From the first line to the last, retype the data below exactly.

Available data:
Start of Block

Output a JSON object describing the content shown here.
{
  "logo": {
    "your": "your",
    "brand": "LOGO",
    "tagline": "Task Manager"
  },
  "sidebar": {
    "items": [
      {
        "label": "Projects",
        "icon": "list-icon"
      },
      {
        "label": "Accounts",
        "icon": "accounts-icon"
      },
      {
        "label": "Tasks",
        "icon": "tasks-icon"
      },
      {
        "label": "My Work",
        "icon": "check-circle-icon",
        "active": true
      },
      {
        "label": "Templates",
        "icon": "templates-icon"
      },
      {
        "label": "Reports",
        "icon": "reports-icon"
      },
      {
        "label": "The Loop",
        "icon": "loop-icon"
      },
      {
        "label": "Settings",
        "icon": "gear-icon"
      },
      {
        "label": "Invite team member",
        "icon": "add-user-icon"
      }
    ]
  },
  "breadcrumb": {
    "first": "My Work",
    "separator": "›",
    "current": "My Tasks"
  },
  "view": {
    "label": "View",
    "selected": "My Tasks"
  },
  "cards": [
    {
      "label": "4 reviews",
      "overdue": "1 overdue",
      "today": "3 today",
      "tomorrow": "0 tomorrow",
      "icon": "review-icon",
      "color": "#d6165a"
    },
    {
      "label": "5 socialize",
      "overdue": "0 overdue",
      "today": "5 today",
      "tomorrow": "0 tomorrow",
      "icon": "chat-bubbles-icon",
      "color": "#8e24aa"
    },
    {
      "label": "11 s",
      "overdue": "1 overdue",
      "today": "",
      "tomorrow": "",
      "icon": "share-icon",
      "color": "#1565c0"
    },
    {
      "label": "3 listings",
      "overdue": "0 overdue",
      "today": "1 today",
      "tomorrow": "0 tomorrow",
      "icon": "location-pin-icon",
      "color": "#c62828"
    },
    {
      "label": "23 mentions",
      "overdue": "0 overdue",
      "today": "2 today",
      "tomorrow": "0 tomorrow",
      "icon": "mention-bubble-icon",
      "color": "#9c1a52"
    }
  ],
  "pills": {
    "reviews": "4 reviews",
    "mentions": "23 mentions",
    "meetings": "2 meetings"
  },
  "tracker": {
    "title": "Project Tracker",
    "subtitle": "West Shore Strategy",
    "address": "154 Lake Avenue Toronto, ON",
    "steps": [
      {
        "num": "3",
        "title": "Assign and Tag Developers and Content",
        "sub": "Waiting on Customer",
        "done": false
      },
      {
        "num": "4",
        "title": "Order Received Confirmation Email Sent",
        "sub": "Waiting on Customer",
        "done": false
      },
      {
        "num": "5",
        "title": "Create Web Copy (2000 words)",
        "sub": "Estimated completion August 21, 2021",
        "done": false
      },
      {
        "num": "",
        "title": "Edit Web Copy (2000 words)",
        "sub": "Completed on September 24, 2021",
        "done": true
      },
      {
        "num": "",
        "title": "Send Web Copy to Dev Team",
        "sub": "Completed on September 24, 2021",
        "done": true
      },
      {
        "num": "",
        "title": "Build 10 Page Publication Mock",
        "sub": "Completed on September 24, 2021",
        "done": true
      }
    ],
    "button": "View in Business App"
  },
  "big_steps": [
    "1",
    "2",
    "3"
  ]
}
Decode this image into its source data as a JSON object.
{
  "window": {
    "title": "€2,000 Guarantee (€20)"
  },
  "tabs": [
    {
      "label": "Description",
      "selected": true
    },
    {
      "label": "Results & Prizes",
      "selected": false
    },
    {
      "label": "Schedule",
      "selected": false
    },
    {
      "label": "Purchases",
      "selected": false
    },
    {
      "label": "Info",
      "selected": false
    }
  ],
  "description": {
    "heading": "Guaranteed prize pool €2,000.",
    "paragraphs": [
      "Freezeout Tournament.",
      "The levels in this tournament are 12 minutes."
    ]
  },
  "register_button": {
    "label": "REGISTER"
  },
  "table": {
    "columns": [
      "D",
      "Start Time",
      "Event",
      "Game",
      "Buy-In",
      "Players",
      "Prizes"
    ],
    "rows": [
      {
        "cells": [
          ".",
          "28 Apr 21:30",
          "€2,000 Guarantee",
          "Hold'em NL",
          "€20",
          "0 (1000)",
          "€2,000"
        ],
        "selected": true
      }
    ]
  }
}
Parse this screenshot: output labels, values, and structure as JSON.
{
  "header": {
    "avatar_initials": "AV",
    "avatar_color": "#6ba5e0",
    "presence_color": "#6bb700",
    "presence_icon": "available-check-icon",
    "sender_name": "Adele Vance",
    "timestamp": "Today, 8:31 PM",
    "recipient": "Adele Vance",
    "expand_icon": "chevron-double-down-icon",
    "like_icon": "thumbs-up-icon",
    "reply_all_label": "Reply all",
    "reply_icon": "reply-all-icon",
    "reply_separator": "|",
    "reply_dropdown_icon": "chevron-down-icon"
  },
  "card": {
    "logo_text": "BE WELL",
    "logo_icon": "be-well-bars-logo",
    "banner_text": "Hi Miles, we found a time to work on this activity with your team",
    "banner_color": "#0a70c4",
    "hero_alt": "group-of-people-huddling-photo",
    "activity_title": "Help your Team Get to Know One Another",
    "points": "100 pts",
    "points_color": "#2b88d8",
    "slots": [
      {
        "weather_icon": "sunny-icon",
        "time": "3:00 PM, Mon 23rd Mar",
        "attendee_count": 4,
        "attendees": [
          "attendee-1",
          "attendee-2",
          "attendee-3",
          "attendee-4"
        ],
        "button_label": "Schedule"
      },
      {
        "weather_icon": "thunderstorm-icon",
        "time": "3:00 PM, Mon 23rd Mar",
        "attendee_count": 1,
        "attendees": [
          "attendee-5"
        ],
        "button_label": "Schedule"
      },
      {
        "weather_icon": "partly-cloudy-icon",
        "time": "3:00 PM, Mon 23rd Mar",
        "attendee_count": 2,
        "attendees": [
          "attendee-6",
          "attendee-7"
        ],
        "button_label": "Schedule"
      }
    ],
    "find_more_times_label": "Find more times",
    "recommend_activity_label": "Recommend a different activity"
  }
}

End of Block

Written solution:
Output a JSON object describing the content shown here.
{
  "logo": {
    "your": "your",
    "brand": "LOGO",
    "tagline": "Task Manager"
  },
  "sidebar": {
    "items": [
      {
        "label": "Projects",
        "icon": "list-icon"
      },
      {
        "label": "Accounts",
        "icon": "accounts-icon"
      },
      {
        "label": "Tasks",
        "icon": "tasks-icon"
      },
      {
        "label": "My Work",
        "icon": "check-circle-icon",
        "active": true
      },
      {
        "label": "Templates",
        "icon": "templates-icon"
      },
      {
        "label": "Reports",
        "icon": "reports-icon"
      },
      {
        "label": "The Loop",
        "icon": "loop-icon"
      },
      {
        "label": "Settings",
        "icon": "gear-icon"
      },
      {
        "label": "Invite team member",
        "icon": "add-user-icon"
      }
    ]
  },
  "breadcrumb": {
    "first": "My Work",
    "separator": "›",
    "current": "My Tasks"
  },
  "view": {
    "label": "View",
    "selected": "My Tasks"
  },
  "cards": [
    {
      "label": "4 reviews",
      "overdue": "1 overdue",
      "today": "3 today",
      "tomorrow": "0 tomorrow",
      "icon": "review-icon",
      "color": "#d6165a"
    },
    {
      "label": "5 socialize",
      "overdue": "0 overdue",
      "today": "5 today",
      "tomorrow": "0 tomorrow",
      "icon": "chat-bubbles-icon",
      "color": "#8e24aa"
    },
    {
      "label": "11 s",
      "overdue": "1 overdue",
      "today": "",
      "tomorrow": "",
      "icon": "share-icon",
      "color": "#1565c0"
    },
    {
      "label": "3 listings",
      "overdue": "0 overdue",
      "today": "1 today",
      "tomorrow": "0 tomorrow",
      "icon": "location-pin-icon",
      "color": "#c62828"
    },
    {
      "label": "23 mentions",
      "overdue": "0 overdue",
      "today": "2 today",
      "tomorrow": "0 tomorrow",
      "icon": "mention-bubble-icon",
      "color": "#9c1a52"
    }
  ],
  "pills": {
    "reviews": "4 reviews",
    "mentions": "23 mentions",
    "meetings": "2 meetings"
  },
  "tracker": {
    "title": "Project Tracker",
    "subtitle": "West Shore Strategy",
    "address": "154 Lake Avenue Toronto, ON",
    "steps": [
      {
        "num": "3",
        "title": "Assign and Tag Developers and Content",
        "sub": "Waiting on Customer",
        "done": false
      },
      {
        "num": "4",
        "title": "Order Received Confirmation Email Sent",
        "sub": "Waiting on Customer",
        "done": false
      },
      {
        "num": "5",
        "title": "Create Web Copy (2000 words)",
        "sub": "Estimated completion August 21, 2021",
        "done": false
      },
      {
        "num": "",
        "title": "Edit Web Copy (2000 words)",
        "sub": "Completed on September 24, 2021",
        "done": true
      },
      {
        "num": "",
        "title": "Send Web Copy to Dev Team",
        "sub": "Completed on September 24, 2021",
        "done": true
      },
      {
        "num": "",
        "title": "Build 10 Page Publication Mock",
        "sub": "Completed on September 24, 2021",
        "done": true
      }
    ],
    "button": "View in Business App"
  },
  "big_steps": [
    "1",
    "2",
    "3"
  ]
}
Decode this image into its source data as a JSON object.
{
  "window": {
    "title": "€2,000 Guarantee (€20)"
  },
  "tabs": [
    {
      "label": "Description",
      "selected": true
    },
    {
      "label": "Results & Prizes",
      "selected": false
    },
    {
      "label": "Schedule",
      "selected": false
    },
    {
      "label": "Purchases",
      "selected": false
    },
    {
      "label": "Info",
      "selected": false
    }
  ],
  "description": {
    "heading": "Guaranteed prize pool €2,000.",
    "paragraphs": [
      "Freezeout Tournament.",
      "The levels in this tournament are 12 minutes."
    ]
  },
  "register_button": {
    "label": "REGISTER"
  },
  "table": {
    "columns": [
      "D",
      "Start Time",
      "Event",
      "Game",
      "Buy-In",
      "Players",
      "Prizes"
    ],
    "rows": [
      {
        "cells": [
          ".",
          "28 Apr 21:30",
          "€2,000 Guarantee",
          "Hold'em NL",
          "€20",
          "0 (1000)",
          "€2,000"
        ],
        "selected": true
      }
    ]
  }
}
Parse this screenshot: output labels, values, and structure as JSON.
{
  "header": {
    "avatar_initials": "AV",
    "avatar_color": "#6ba5e0",
    "presence_color": "#6bb700",
    "presence_icon": "available-check-icon",
    "sender_name": "Adele Vance",
    "timestamp": "Today, 8:31 PM",
    "recipient": "Adele Vance",
    "expand_icon": "chevron-double-down-icon",
    "like_icon": "thumbs-up-icon",
    "reply_all_label": "Reply all",
    "reply_icon": "reply-all-icon",
    "reply_separator": "|",
    "reply_dropdown_icon": "chevron-down-icon"
  },
  "card": {
    "logo_text": "BE WELL",
    "logo_icon": "be-well-bars-logo",
    "banner_text": "Hi Miles, we found a time to work on this activity with your team",
    "banner_color": "#0a70c4",
    "hero_alt": "group-of-people-huddling-photo",
    "activity_title": "Help your Team Get to Know One Another",
    "points": "100 pts",
    "points_color": "#2b88d8",
    "slots": [
      {
        "weather_icon": "sunny-icon",
        "time": "3:00 PM, Mon 23rd Mar",
        "attendee_count": 4,
        "attendees": [
          "attendee-1",
          "attendee-2",
          "attendee-3",
          "attendee-4"
        ],
        "button_label": "Schedule"
      },
      {
        "weather_icon": "thunderstorm-icon",
        "time": "3:00 PM, Mon 23rd Mar",
        "attendee_count": 1,
        "attendees": [
          "attendee-5"
        ],
        "button_label": "Schedule"
      },
      {
        "weather_icon": "partly-cloudy-icon",
        "time": "3:00 PM, Mon 23rd Mar",
        "attendee_count": 2,
        "attendees": [
          "attendee-6",
          "attendee-7"
        ],
        "button_label": "Schedule"
      }
    ],
    "find_more_times_label": "Find more times",
    "recommend_activity_label": "Recommend a different activity"
  }
}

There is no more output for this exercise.